Task:
Repeat every record below exactly, leaving out the pictures.

(Records from a dataset)
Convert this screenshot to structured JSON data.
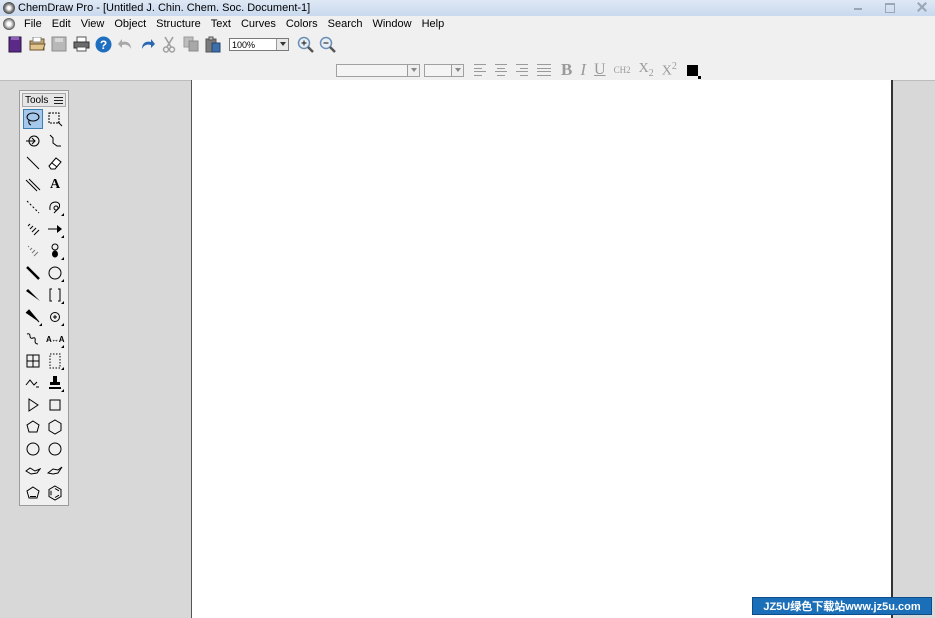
{
  "window": {
    "title": "ChemDraw Pro - [Untitled J. Chin. Chem. Soc. Document-1]"
  },
  "menu": [
    "File",
    "Edit",
    "View",
    "Object",
    "Structure",
    "Text",
    "Curves",
    "Colors",
    "Search",
    "Window",
    "Help"
  ],
  "toolbar": {
    "zoom_value": "100%",
    "format_buttons": {
      "bold": "B",
      "italic": "I",
      "underline": "U",
      "ch2": "CH2",
      "subscript_x": "X",
      "subscript_n": "2",
      "superscript_x": "X",
      "superscript_n": "2"
    },
    "accent_colors": {
      "help_button": "#1e6fc0",
      "zoom_icon": "#6a8fb5",
      "text_color": "#000000"
    }
  },
  "tools_palette": {
    "title": "Tools",
    "text_tool_label": "A",
    "mapping_tool_label": "A↔A"
  },
  "watermark": {
    "text": "JZ5U绿色下载站www.jz5u.com"
  }
}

Answer for this exercise:
Convert this screenshot to structured JSON data.
{
  "window": {
    "title": "ChemDraw Pro - [Untitled J. Chin. Chem. Soc. Document-1]"
  },
  "menu": [
    "File",
    "Edit",
    "View",
    "Object",
    "Structure",
    "Text",
    "Curves",
    "Colors",
    "Search",
    "Window",
    "Help"
  ],
  "toolbar": {
    "zoom_value": "100%",
    "format_buttons": {
      "bold": "B",
      "italic": "I",
      "underline": "U",
      "ch2": "CH2",
      "subscript_x": "X",
      "subscript_n": "2",
      "superscript_x": "X",
      "superscript_n": "2"
    },
    "accent_colors": {
      "help_button": "#1e6fc0",
      "zoom_icon": "#6a8fb5",
      "text_color": "#000000"
    }
  },
  "tools_palette": {
    "title": "Tools",
    "text_tool_label": "A",
    "mapping_tool_label": "A↔A"
  },
  "watermark": {
    "text": "JZ5U绿色下载站www.jz5u.com"
  }
}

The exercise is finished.